In a short article, economics scholar Rasmus Fleischer (2015) offers a concise and illuminating history of the political processes leading to the 1961 Rome Convention and the formation of neighbouring rights. The author takes us back to the 1930s and the responses of musicians and record companies to the rise of the public use of records and radio. The struggles that unfolded between musicians unions, represented by the International Labour Organisation (ILO), and record companies, represented by the International Federation of the Phonographic Industry (IFPI, formed for this purpose in 1933), had different motivations.
The first group was concerned about losing live gigs and so proposed a right to collective remuneration of musicians for the secondary use of recordings in public spaces. This public performance right, so the ILO, would offer a mechanism to finance live music. This proposal was tantamount to a taxation on mechanical music, to be redistributed to the musicians’ community by increasing job opportunities in the live sector. Since the problem was one of unemployment, the legal tool was to be created within the framework of labour legislation.
The second group was concerned about a drastic fall in record sales and blamed the rise of radio for it. The IFPI thus sought legislation that would allow it to control the broadcasting of recorded music. Under the guidance of the Italian lawyer Amadeo Giannini, the IFPI proposed giving record companies the status of authors within the copyright framework of the Berne Convention, so that record companies could control both the reproduction of sound recordings and their secondary use. The former would be an exclusive right, while the latter would entitle record companies to economic compensation for broadcasting.

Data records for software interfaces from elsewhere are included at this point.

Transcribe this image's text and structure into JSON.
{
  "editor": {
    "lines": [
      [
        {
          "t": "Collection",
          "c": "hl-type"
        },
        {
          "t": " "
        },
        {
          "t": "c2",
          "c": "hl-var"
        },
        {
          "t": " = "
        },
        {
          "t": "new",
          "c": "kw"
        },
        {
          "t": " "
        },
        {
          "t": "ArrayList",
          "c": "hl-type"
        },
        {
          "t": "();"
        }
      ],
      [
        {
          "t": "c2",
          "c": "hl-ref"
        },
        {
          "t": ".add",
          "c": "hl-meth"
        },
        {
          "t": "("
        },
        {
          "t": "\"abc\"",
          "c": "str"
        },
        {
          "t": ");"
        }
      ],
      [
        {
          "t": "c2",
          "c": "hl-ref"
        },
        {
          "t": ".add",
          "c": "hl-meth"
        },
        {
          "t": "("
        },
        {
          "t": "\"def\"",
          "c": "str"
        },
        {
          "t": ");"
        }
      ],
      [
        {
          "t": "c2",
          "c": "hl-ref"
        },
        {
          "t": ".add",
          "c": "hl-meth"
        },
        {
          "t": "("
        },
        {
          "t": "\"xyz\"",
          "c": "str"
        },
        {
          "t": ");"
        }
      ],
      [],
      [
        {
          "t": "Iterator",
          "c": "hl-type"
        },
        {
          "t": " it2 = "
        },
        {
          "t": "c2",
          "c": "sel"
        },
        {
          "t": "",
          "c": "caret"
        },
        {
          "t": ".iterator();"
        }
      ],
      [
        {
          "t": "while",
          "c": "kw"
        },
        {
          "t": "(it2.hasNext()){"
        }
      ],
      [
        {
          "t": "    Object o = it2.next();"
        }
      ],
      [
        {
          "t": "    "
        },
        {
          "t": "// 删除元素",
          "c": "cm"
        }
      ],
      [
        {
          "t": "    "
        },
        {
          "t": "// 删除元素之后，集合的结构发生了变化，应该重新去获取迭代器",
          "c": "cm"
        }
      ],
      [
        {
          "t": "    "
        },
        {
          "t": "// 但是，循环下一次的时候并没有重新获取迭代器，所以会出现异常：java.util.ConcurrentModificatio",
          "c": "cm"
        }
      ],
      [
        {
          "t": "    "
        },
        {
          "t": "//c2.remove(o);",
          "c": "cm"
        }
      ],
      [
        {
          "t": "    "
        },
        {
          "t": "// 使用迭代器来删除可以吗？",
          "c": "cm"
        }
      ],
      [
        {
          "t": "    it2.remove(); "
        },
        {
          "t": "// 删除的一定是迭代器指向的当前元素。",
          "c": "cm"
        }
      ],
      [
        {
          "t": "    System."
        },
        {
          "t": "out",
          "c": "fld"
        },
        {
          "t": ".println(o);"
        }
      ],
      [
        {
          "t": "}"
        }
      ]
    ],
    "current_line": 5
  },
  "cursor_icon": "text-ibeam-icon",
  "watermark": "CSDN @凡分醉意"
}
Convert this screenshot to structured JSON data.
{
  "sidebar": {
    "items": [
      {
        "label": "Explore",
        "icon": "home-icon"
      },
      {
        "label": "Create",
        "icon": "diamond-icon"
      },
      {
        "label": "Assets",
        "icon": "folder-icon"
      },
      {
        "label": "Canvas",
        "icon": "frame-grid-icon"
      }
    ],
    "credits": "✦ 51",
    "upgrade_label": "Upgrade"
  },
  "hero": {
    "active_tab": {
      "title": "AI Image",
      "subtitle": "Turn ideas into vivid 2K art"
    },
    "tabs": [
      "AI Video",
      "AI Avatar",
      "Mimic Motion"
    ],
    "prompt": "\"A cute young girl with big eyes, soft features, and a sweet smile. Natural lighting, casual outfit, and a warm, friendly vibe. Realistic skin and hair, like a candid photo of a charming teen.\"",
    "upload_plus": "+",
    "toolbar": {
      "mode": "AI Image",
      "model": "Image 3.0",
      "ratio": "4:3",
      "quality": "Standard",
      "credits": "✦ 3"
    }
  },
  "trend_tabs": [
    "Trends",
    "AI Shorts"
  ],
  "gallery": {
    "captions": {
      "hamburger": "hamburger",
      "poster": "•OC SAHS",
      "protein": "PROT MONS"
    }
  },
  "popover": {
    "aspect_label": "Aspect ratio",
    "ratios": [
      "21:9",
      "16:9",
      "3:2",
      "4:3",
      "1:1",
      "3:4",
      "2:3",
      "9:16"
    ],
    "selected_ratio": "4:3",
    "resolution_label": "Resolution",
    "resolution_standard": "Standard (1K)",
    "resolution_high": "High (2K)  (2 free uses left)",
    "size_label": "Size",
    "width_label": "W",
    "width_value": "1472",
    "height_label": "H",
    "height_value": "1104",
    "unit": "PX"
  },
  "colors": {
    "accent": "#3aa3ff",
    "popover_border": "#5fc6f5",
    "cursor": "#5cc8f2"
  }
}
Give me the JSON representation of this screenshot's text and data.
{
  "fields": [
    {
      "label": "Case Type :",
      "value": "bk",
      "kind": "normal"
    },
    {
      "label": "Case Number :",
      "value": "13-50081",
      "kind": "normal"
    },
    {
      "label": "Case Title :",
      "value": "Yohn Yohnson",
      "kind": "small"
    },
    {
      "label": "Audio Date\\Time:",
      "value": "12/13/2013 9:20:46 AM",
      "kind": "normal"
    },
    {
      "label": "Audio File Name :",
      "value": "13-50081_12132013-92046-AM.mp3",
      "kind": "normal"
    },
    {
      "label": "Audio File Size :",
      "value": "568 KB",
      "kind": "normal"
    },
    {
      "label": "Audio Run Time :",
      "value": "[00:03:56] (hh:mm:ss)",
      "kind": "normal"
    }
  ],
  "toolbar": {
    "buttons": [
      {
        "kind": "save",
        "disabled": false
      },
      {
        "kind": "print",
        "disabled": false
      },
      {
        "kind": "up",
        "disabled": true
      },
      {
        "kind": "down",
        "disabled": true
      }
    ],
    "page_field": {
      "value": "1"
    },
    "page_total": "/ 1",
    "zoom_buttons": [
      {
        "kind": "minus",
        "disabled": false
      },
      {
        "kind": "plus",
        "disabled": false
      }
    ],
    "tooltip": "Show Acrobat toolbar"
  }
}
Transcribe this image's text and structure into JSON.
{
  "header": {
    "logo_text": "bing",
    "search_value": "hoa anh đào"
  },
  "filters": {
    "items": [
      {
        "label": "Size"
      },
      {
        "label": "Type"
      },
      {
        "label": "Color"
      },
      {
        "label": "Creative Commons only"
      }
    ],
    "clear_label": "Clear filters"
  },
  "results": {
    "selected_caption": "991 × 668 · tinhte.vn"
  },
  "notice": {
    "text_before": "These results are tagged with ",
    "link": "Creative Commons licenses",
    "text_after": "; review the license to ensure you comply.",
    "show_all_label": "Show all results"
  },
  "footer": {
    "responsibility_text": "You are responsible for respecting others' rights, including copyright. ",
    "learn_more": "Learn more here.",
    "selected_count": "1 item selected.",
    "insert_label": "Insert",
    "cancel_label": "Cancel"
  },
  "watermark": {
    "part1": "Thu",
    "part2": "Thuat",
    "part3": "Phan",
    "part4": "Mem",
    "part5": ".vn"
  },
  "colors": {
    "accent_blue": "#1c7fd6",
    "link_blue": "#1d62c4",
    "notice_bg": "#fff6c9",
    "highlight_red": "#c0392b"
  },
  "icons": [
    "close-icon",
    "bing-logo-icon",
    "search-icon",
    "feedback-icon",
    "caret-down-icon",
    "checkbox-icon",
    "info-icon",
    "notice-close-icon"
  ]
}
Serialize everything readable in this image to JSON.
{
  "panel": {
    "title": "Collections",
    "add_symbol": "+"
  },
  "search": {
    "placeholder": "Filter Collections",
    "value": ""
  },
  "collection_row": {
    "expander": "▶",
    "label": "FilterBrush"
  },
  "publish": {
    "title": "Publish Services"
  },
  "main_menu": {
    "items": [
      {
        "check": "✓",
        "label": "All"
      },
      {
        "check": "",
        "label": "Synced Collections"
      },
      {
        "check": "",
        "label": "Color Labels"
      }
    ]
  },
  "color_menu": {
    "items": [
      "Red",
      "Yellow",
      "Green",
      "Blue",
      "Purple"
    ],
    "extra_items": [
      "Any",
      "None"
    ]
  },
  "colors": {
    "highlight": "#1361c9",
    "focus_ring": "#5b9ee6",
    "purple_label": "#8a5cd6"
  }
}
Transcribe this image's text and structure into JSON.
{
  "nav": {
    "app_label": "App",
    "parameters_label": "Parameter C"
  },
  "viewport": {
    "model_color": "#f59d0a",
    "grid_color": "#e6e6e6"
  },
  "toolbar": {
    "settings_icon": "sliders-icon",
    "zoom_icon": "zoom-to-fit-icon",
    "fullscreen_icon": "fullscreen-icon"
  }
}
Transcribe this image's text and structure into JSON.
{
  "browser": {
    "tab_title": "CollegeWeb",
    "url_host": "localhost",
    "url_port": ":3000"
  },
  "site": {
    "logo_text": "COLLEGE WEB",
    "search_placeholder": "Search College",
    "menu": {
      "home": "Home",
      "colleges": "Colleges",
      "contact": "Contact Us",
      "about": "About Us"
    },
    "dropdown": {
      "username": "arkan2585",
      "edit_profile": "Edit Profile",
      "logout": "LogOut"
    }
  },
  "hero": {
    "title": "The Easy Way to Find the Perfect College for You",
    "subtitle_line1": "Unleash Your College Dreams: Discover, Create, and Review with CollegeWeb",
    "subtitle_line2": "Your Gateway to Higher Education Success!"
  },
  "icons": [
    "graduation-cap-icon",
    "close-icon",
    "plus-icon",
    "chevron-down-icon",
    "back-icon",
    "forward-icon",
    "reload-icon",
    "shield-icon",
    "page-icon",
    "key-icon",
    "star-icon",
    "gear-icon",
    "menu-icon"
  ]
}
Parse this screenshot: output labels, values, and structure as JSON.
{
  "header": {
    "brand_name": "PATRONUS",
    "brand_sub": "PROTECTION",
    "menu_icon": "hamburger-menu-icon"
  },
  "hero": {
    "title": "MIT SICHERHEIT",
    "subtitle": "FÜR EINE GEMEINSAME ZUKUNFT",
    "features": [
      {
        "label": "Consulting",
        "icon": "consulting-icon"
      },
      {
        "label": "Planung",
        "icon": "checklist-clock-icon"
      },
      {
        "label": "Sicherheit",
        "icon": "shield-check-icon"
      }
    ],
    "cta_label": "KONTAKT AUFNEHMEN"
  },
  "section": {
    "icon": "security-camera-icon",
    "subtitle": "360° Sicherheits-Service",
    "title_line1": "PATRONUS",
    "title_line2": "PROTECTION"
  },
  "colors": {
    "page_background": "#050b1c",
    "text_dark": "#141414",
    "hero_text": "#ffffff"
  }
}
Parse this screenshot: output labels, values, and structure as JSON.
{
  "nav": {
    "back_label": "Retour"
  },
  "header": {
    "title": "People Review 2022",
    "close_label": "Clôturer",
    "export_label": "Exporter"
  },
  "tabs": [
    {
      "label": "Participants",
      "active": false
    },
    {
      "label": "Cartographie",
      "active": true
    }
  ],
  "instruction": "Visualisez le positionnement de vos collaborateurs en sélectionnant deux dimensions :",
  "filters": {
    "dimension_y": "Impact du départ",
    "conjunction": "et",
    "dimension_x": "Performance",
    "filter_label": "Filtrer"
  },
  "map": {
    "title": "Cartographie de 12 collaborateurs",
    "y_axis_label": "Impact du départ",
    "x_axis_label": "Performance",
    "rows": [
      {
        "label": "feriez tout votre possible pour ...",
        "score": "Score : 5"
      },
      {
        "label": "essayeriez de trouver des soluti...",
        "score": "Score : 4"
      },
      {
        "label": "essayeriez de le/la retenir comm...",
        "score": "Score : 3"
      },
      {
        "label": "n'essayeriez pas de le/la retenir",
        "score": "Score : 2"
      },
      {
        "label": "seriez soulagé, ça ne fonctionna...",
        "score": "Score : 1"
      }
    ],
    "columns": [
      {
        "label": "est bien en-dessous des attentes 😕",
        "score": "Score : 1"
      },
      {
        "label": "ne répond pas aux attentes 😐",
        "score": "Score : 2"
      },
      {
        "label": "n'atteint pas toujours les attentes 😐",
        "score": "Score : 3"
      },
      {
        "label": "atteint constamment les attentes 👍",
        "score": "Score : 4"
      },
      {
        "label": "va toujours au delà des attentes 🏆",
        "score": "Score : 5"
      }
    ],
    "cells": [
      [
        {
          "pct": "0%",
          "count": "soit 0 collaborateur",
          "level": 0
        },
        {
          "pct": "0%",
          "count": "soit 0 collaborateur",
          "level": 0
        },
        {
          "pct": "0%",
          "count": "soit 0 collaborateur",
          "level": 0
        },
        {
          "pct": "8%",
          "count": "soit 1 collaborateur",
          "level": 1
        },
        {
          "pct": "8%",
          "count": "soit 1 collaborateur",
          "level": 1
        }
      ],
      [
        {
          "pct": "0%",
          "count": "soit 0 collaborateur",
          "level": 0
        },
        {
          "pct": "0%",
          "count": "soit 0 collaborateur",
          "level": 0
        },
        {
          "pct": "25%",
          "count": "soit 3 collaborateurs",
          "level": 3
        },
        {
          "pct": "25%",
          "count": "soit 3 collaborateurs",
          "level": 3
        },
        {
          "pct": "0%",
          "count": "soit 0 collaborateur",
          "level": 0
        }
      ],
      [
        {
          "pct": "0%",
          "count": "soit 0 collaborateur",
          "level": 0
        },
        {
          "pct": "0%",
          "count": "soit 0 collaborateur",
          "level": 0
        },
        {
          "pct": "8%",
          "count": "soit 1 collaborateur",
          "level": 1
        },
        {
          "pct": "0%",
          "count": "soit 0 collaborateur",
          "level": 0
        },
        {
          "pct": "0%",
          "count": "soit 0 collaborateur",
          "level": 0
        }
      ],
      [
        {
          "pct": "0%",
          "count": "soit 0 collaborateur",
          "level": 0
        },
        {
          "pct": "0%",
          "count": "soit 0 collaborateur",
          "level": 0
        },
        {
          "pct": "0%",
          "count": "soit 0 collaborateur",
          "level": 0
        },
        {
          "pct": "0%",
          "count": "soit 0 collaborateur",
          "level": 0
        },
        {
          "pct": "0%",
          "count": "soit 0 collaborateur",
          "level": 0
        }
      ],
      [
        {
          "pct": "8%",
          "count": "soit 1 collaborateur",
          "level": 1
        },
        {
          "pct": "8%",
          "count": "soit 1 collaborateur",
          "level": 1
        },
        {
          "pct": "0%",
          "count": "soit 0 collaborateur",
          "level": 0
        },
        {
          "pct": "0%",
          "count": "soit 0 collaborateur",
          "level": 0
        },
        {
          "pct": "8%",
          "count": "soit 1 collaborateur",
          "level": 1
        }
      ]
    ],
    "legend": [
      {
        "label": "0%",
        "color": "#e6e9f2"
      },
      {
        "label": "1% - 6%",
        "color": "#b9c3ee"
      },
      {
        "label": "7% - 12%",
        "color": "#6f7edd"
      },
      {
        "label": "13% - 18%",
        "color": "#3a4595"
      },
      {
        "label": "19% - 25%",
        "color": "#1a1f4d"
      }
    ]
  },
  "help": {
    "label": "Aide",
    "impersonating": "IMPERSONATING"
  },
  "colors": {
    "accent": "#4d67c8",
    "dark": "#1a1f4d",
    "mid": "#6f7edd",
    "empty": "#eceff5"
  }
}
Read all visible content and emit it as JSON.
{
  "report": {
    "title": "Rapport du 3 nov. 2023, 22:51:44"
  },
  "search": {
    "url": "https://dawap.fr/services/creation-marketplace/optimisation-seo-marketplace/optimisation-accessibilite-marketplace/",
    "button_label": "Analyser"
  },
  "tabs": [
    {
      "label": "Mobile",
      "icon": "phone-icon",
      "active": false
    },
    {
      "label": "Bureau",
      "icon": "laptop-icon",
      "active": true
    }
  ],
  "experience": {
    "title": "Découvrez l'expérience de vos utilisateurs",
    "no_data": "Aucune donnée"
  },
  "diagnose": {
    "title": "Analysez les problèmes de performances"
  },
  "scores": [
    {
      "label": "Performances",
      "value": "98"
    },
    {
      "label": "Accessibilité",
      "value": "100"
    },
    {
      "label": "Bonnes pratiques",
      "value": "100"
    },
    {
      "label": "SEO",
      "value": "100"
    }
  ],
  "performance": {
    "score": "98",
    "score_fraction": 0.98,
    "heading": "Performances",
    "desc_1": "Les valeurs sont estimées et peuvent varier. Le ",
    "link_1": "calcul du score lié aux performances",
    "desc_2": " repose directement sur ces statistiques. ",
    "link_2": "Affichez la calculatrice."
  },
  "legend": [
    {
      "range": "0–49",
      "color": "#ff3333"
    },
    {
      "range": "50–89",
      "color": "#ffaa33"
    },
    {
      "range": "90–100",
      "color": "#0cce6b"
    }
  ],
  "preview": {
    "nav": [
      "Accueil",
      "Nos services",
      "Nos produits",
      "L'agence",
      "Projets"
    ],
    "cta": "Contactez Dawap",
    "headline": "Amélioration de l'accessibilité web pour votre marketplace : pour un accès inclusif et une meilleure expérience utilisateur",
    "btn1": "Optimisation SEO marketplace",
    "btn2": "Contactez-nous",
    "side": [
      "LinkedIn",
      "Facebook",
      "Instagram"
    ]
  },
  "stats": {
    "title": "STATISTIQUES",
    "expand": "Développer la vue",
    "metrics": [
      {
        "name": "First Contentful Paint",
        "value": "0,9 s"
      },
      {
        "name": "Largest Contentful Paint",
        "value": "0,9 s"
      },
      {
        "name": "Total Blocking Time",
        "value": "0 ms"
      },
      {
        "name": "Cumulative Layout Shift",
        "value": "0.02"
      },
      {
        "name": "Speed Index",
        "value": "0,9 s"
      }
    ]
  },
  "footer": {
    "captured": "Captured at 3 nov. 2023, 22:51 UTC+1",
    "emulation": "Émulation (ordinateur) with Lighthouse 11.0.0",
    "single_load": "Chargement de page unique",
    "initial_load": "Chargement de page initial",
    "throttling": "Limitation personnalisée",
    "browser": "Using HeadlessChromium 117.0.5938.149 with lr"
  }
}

World War II interrupted some of the lobbying efforts. However, Fleischer explains, the IFPI made sure it consolidated its proposal during the late 1930s and 40s. Importantly, this proposal attended to both producers and performers—a clear blow to the ILO—while offering a system of unequal rights, favouring producers over performers. When the International Federation of Musicians (FIM) formed in 1948, it was too late to have a significant influence on this hierarchical structure.
In 1949, the ILO failed to bring its proposal forward, as its charter defines it as an organisation for consensus-building. This means that it cannot proceed with a proposal without a majority of the parties concerned: governments, workers and employers. The employer side, the IFPI, had made it clear that it would not support the ILO’s proposal. Meanwhile, member states had been persuaded by IFPI that reaching an agreement involving copyright legislation was the better way, that is, in coordination with the organs of the Berne Convention. So the hierarchy of rights proposed by the IFPI prevailed in the 1951 Rome draft, ahead of which all the parties met in both Lisbon (1950) and Rome (1951), and in the eventual Rome Convention ten years later.
‘Why did the record industry win while musicians lost?’, Fleischer asks (p.342). He argues that there was a considerable difference in organisational strength: while record companies were few and well organised through IFPI, ‘musicians were a multi-faceted group, including anonymous wage-labourers in orchestras as well as freelancing soloists, […] not to mention unorganised amateurs and part-time jazz musicians’ (342). For those working in the political processes surrounding copyright, including the current European copyright reform, this sounds awfully familiar.
Last week I visited Cuba in my role as FIM’s Regional Coordinator for Latin America (yes, the same organisation formed in 1948) and learned that Cuba is not a signatory of the Rome Convention and the subsequent treaties involving performers. Therefore, Cuban copyright law does not have neighbouring rights. This is not to say that Cuban performers do not have any rights. Reminiscent of ILO’s 1930s intentions, the 1997 Resolution No.42 of the local labour legislation requires that record companies pay performers 10% of physical sales of both sound recordings and audiovisual recordings (the latter as of the 1999 Resolution No. 111). Yet Cuban performers are not remunerated over public performance of their recorded performances and, like in most countries, performers are not collectively remunerated over online performances either. These are issues that are being debated under the current process of Cuban copyright reform. How this will play out in times of ideological transition is difficult to ascertain. The only certainty here is that, as Cuba opens its market to the world, it will be absorbed by the very dynamics that laid the foundations for the 1961 Rome Convention.